**Data provided**
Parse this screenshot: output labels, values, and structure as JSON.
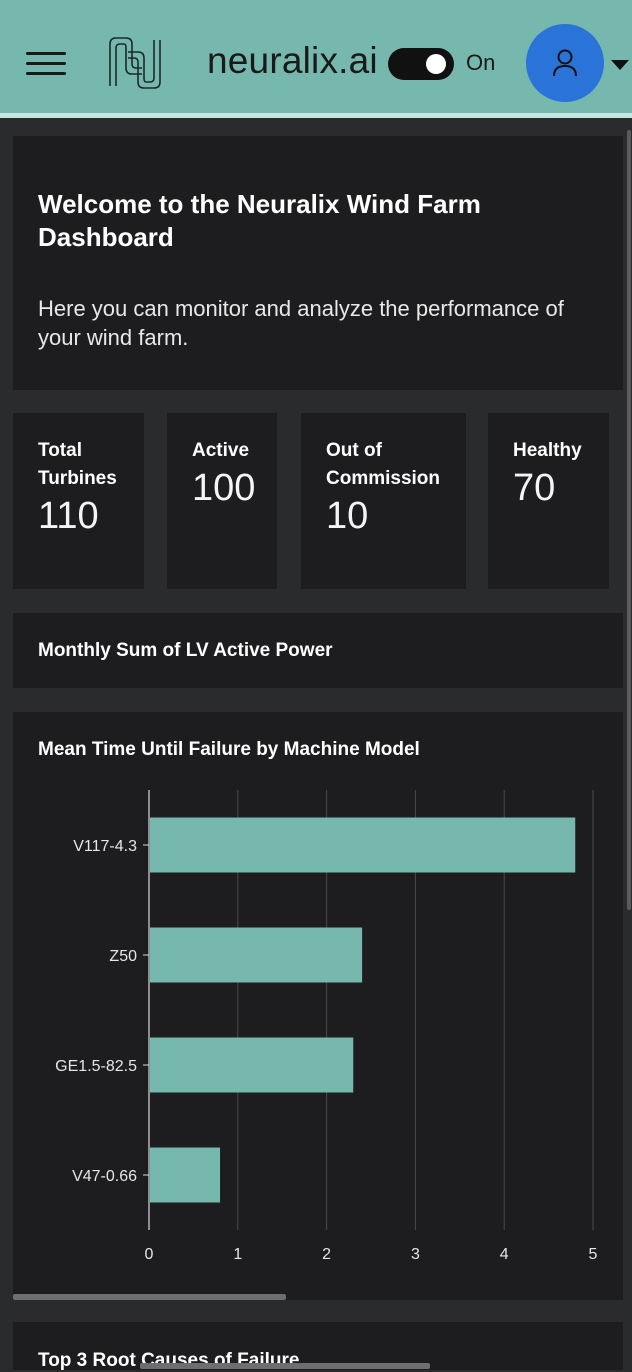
{
  "header": {
    "brand": "neuralix.ai",
    "toggle_state": "On",
    "menu_icon": "hamburger-menu-icon",
    "logo_icon": "neuralix-logo-icon",
    "avatar_icon": "user-icon",
    "dropdown_icon": "caret-down-icon",
    "accent_color": "#76b8ad",
    "avatar_color": "#2a73d9"
  },
  "welcome": {
    "title": "Welcome to the Neuralix Wind Farm Dashboard",
    "subtitle": "Here you can monitor and analyze the performance of your wind farm."
  },
  "stats": [
    {
      "label": "Total Turbines",
      "value": "110"
    },
    {
      "label": "Active",
      "value": "100"
    },
    {
      "label": "Out of Commission",
      "value": "10"
    },
    {
      "label": "Healthy",
      "value": "70"
    }
  ],
  "sections": {
    "power_title": "Monthly Sum of LV Active Power",
    "root_causes_title": "Top 3 Root Causes of Failure"
  },
  "chart_data": {
    "type": "bar",
    "orientation": "horizontal",
    "title": "Mean Time Until Failure by Machine Model",
    "categories": [
      "V117-4.3",
      "Z50",
      "GE1.5-82.5",
      "V47-0.66"
    ],
    "values": [
      4.8,
      2.4,
      2.3,
      0.8
    ],
    "xlim": [
      0,
      5
    ],
    "xticks": [
      "0",
      "1",
      "2",
      "3",
      "4",
      "5"
    ],
    "grid": true,
    "bar_color": "#76b8ad"
  }
}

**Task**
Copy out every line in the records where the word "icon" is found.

**The completed task**
    "menu_icon": "hamburger-menu-icon",
    "logo_icon": "neuralix-logo-icon",
    "avatar_icon": "user-icon",
    "dropdown_icon": "caret-down-icon",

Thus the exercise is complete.